f you’re partial to the floaty soundtrack beloved of Ibizan sunset bar compilations and aspirational TV adverts, you’ll doubtless have nodded blissfully along to seminal track Slip into Something More Comfortable. The soaring strings of the Engelbert Humperdink-sampling tune launched Kinobe onto the global stage back in the 90s, at the height of the boom in chilled electronica.
The popularity of such lush sounds hasn’t really waned since, and now Kinobe are back too, with their first album in nine years. It’s all the result of founder member Julias Waters striking up casual chit-chat with his Kentish Town neighbour Chuck Norman. The duo chatted to us in the offices of their record label, New State (also based locally), to discuss their meeting of minds, music and how NW5 rivals Ibiza for inspiring a new wave of chillout classics.

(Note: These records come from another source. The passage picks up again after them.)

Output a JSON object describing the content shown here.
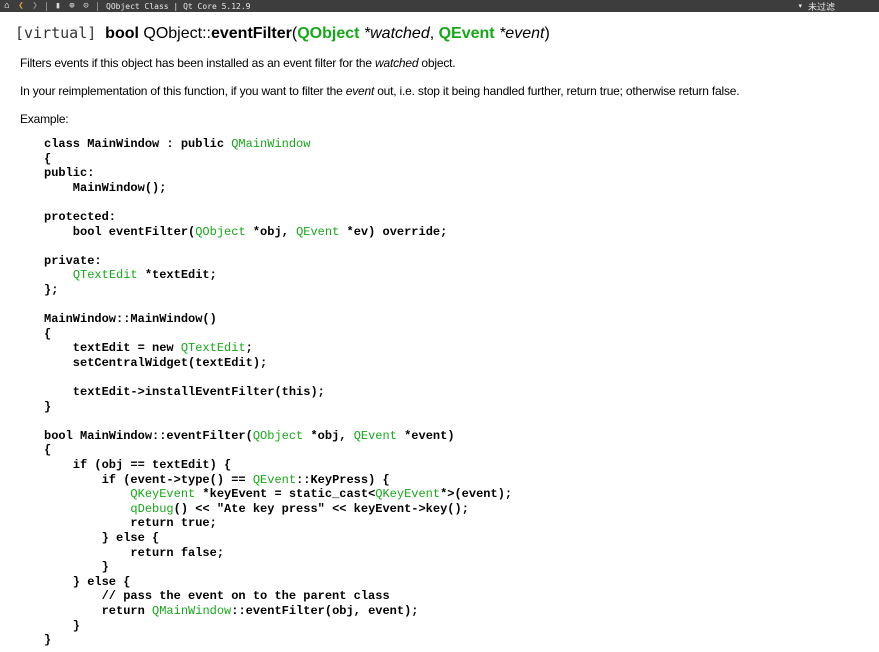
{
  "toolbar": {
    "icons": [
      "home-icon",
      "back-icon",
      "forward-icon",
      "bookmark-icon",
      "globe-icon",
      "link-icon"
    ],
    "home_glyph": "⌂",
    "back_glyph": "❮",
    "forward_glyph": "❯",
    "bookmark_glyph": "▮",
    "globe_glyph": "⊕",
    "link_glyph": "⊝",
    "title": "QObject Class | Qt Core 5.12.9",
    "filter_caret": "▾",
    "filter_label": "未过滤",
    "colors": {
      "background": "#3d3d3d",
      "back_accent": "#e8a33a"
    }
  },
  "doc": {
    "signature": {
      "virtual": "[virtual]",
      "return_type": "bool",
      "class_prefix": "QObject::",
      "method": "eventFilter",
      "open_paren": "(",
      "param1_type": "QObject",
      "param1_name": " *watched",
      "comma": ", ",
      "param2_type": "QEvent",
      "param2_name": " *event",
      "close_paren": ")"
    },
    "para1": {
      "t1": "Filters events if this object has been installed as an event filter for the ",
      "em": "watched",
      "t2": " object."
    },
    "para2": {
      "t1": "In your reimplementation of this function, if you want to filter the ",
      "em": "event",
      "t2": " out, i.e. stop it being handled further, return true; otherwise return false."
    },
    "example_label": "Example:",
    "code": {
      "l1a": "class MainWindow : public ",
      "l1b": "QMainWindow",
      "l2": "{",
      "l3": "public:",
      "l4": "    MainWindow();",
      "l6": "protected:",
      "l7a": "    bool eventFilter(",
      "l7b": "QObject",
      "l7c": " *obj, ",
      "l7d": "QEvent",
      "l7e": " *ev) override;",
      "l9": "private:",
      "l10a": "    ",
      "l10b": "QTextEdit",
      "l10c": " *textEdit;",
      "l11": "};",
      "l13": "MainWindow::MainWindow()",
      "l14": "{",
      "l15a": "    textEdit = new ",
      "l15b": "QTextEdit",
      "l15c": ";",
      "l16": "    setCentralWidget(textEdit);",
      "l18": "    textEdit->installEventFilter(this);",
      "l19": "}",
      "l21a": "bool MainWindow::eventFilter(",
      "l21b": "QObject",
      "l21c": " *obj, ",
      "l21d": "QEvent",
      "l21e": " *event)",
      "l22": "{",
      "l23": "    if (obj == textEdit) {",
      "l24a": "        if (event->type() == ",
      "l24b": "QEvent",
      "l24c": "::KeyPress) {",
      "l25a": "            ",
      "l25b": "QKeyEvent",
      "l25c": " *keyEvent = static_cast<",
      "l25d": "QKeyEvent",
      "l25e": "*>(event);",
      "l26a": "            ",
      "l26b": "qDebug",
      "l26c": "() << \"Ate key press\" << keyEvent->key();",
      "l27": "            return true;",
      "l28": "        } else {",
      "l29": "            return false;",
      "l30": "        }",
      "l31": "    } else {",
      "l32": "        // pass the event on to the parent class",
      "l33a": "        return ",
      "l33b": "QMainWindow",
      "l33c": "::eventFilter(obj, event);",
      "l34": "    }",
      "l35": "}"
    },
    "colors": {
      "type_link": "#17a81a",
      "code_link": "#4aa82b",
      "text": "#000000"
    }
  }
}
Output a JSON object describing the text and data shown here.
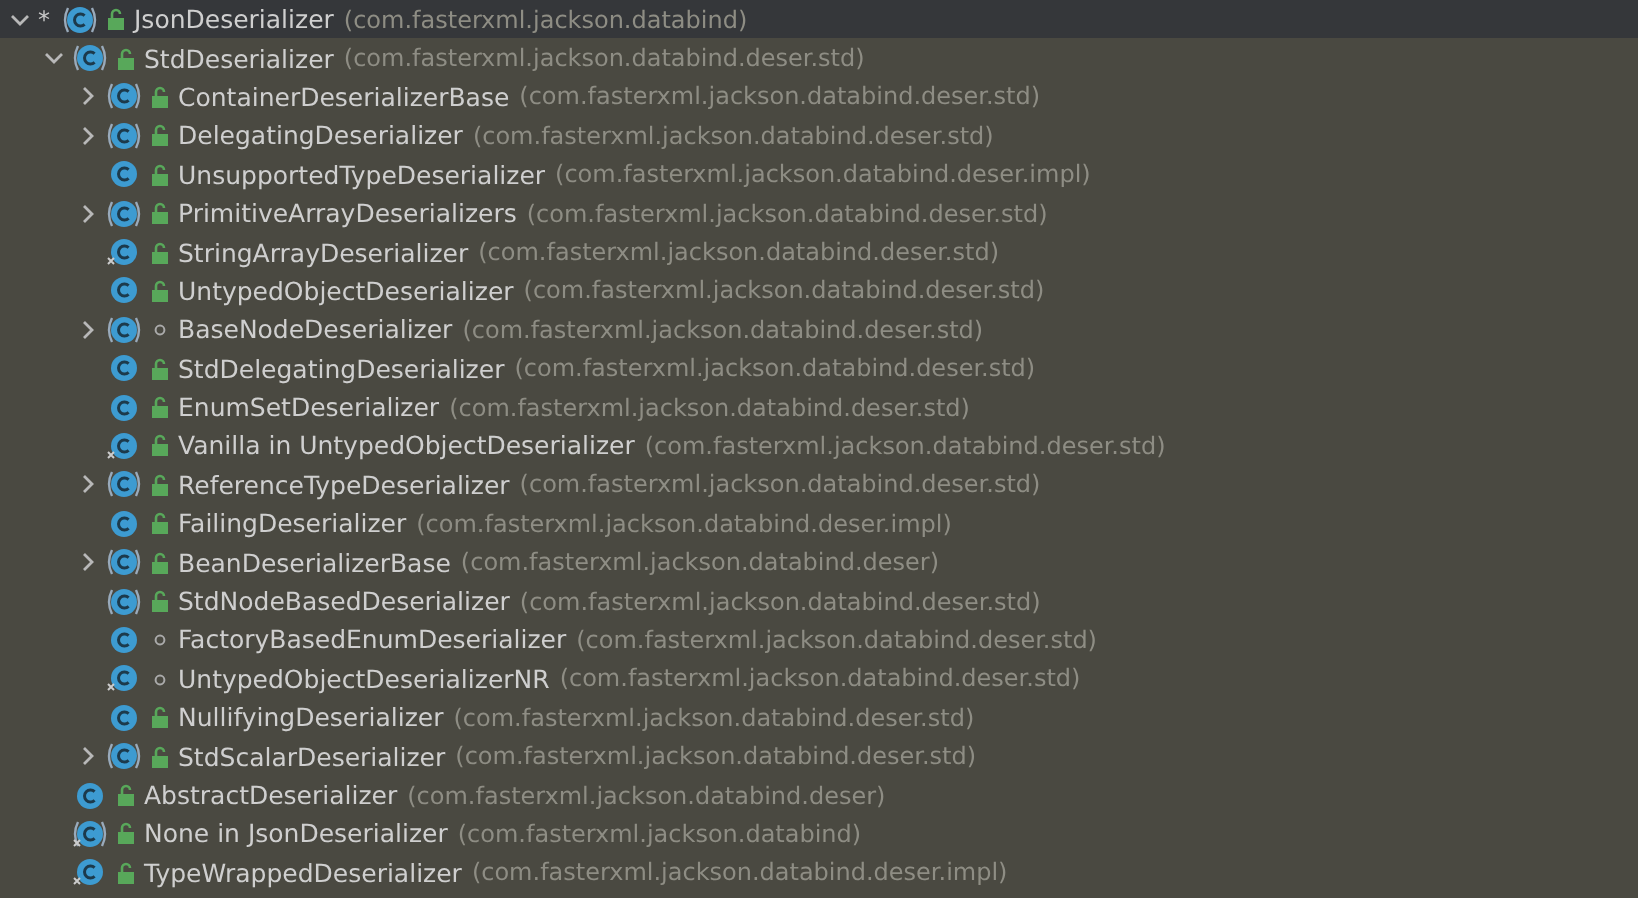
{
  "tree": [
    {
      "name": "JsonDeserializer",
      "package": "(com.fasterxml.jackson.databind)",
      "marker": "*",
      "kind": "abstract",
      "public": true,
      "selected": true,
      "expanded": true,
      "children": [
        {
          "name": "StdDeserializer",
          "package": "(com.fasterxml.jackson.databind.deser.std)",
          "kind": "abstract",
          "public": true,
          "selected": false,
          "expanded": true,
          "children": [
            {
              "name": "ContainerDeserializerBase",
              "package": "(com.fasterxml.jackson.databind.deser.std)",
              "kind": "abstract",
              "public": true,
              "selected": false,
              "expanded": false
            },
            {
              "name": "DelegatingDeserializer",
              "package": "(com.fasterxml.jackson.databind.deser.std)",
              "kind": "abstract",
              "public": true,
              "selected": false,
              "expanded": false
            },
            {
              "name": "UnsupportedTypeDeserializer",
              "package": "(com.fasterxml.jackson.databind.deser.impl)",
              "kind": "class",
              "public": true,
              "selected": false
            },
            {
              "name": "PrimitiveArrayDeserializers",
              "package": "(com.fasterxml.jackson.databind.deser.std)",
              "kind": "abstract",
              "public": true,
              "selected": false,
              "expanded": false
            },
            {
              "name": "StringArrayDeserializer",
              "package": "(com.fasterxml.jackson.databind.deser.std)",
              "kind": "final",
              "public": true,
              "selected": false
            },
            {
              "name": "UntypedObjectDeserializer",
              "package": "(com.fasterxml.jackson.databind.deser.std)",
              "kind": "class",
              "public": true,
              "selected": false
            },
            {
              "name": "BaseNodeDeserializer",
              "package": "(com.fasterxml.jackson.databind.deser.std)",
              "kind": "abstract",
              "public": false,
              "selected": false,
              "expanded": false
            },
            {
              "name": "StdDelegatingDeserializer",
              "package": "(com.fasterxml.jackson.databind.deser.std)",
              "kind": "class",
              "public": true,
              "selected": false
            },
            {
              "name": "EnumSetDeserializer",
              "package": "(com.fasterxml.jackson.databind.deser.std)",
              "kind": "class",
              "public": true,
              "selected": false
            },
            {
              "name": "Vanilla in UntypedObjectDeserializer",
              "package": "(com.fasterxml.jackson.databind.deser.std)",
              "kind": "final",
              "public": true,
              "selected": false
            },
            {
              "name": "ReferenceTypeDeserializer",
              "package": "(com.fasterxml.jackson.databind.deser.std)",
              "kind": "abstract",
              "public": true,
              "selected": false,
              "expanded": false
            },
            {
              "name": "FailingDeserializer",
              "package": "(com.fasterxml.jackson.databind.deser.impl)",
              "kind": "class",
              "public": true,
              "selected": false
            },
            {
              "name": "BeanDeserializerBase",
              "package": "(com.fasterxml.jackson.databind.deser)",
              "kind": "abstract",
              "public": true,
              "selected": false,
              "expanded": false
            },
            {
              "name": "StdNodeBasedDeserializer",
              "package": "(com.fasterxml.jackson.databind.deser.std)",
              "kind": "abstract",
              "public": true,
              "selected": false
            },
            {
              "name": "FactoryBasedEnumDeserializer",
              "package": "(com.fasterxml.jackson.databind.deser.std)",
              "kind": "class",
              "public": false,
              "selected": false
            },
            {
              "name": "UntypedObjectDeserializerNR",
              "package": "(com.fasterxml.jackson.databind.deser.std)",
              "kind": "final",
              "public": false,
              "selected": false
            },
            {
              "name": "NullifyingDeserializer",
              "package": "(com.fasterxml.jackson.databind.deser.std)",
              "kind": "class",
              "public": true,
              "selected": false
            },
            {
              "name": "StdScalarDeserializer",
              "package": "(com.fasterxml.jackson.databind.deser.std)",
              "kind": "abstract",
              "public": true,
              "selected": false,
              "expanded": false
            }
          ]
        },
        {
          "name": "AbstractDeserializer",
          "package": "(com.fasterxml.jackson.databind.deser)",
          "kind": "class",
          "public": true,
          "selected": false
        },
        {
          "name": "None in JsonDeserializer",
          "package": "(com.fasterxml.jackson.databind)",
          "kind": "abstract_final",
          "public": true,
          "selected": false
        },
        {
          "name": "TypeWrappedDeserializer",
          "package": "(com.fasterxml.jackson.databind.deser.impl)",
          "kind": "final",
          "public": true,
          "selected": false
        }
      ]
    }
  ]
}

JULIAS: We first met as neighbours living in the same Gospel Oak block. Chuck’s kids were about to start at the local school and my daughters were already there. After a few months of nodding in the corridors we got talking and realised that we both musicians. Our daughters then became friends, so we would have been thrown together eventually via the children.
CHUCK: I had a shed in the garden where my studio was set up, so in between school runs we started hanging out there and jamming, writing a lot. Much of what eventually became the new album, Golden Age, began life in that shed in Lissenden Gardens.
J: When we started, though, we didn’t really know what the project was going to be. Both of us wanted to be around our kids when they were growing up, so our focus was suddenly all about being at home. As they got a bit older, space in a studio became available with perfect timing. We knew we had some tunes that could probably make a Kinobe album, so we got serious about creating that sound.
C: Previously it had been very instrumental, but there are more vocals on this album than ever. We had a really good selection of different voices and we wanted them all on there. With vocals you can reach more people.
J: Kinobe has never been about the faces, always the music. We use an ongoing range of guest vocalists: Rich Hale and Lucy Chapman were both Gospel Oak School parents as well. That becomes your world, day to day. From bumping in to each other as neighbours to all the photographers, artists and even the record label we’ve used, you don’t have to look very far: there are just lots of creative people working in a very unassuming way around here.
C: And being with New State Music has been fantastic. They are such nice people and really showed their commitment to us in pressing vinyl and CDs for the album. Having something tactile at the end of all the work is a massive reward, because it’s sadly not common anymore. We derive our music from classic sounds: we use a real drummer not drum machines, as we want it to sound real throughout, so having in available in an analogue format is lovely. You can hear technological changes in music immediately, like the arrival of Afrika Bambaataa, so we needed to make sure the drums weren’t too big like some massive 80s thing.
J: It really comes from both of us having a love for movie soundtracks, and not necessarily modern ones. A lot from the 60s and 70s, where their choice of sounds suits the picture. In the past, ideas for tracks have come from a picture or a still in my mind. The sounds that come naturally to me often seem like the ones that would fit into a classic Italian euro-spy movie. Of course, there are no rules to what we do musically, but it’s obvious not to spoil that atmosphere that you’ve created by then introducing a drum machine or something from the wrong decade. We’re not trying to create a pastiche of an old-sounding record, but our cinematic sensibilities and shared taste in music, having that appreciation for soundtrack composers like Ennio Morricone or David Axelrod, it puts it in a certain context. That’s one of the reasons why we work so well together: we have a large crossover of the styles that we appreciate, and we both like to hear it coming back at ourselves in the studio when writing our own stuff.
C: While we wrote it at home in Kentish Town, we wanted it to feel exotic, sexy, and to evoke a feeling that we’re sitting on a rock somewhere else, looking at the sunset. Our productions don’t really go in for sharp edges, there’s lots of splashing around.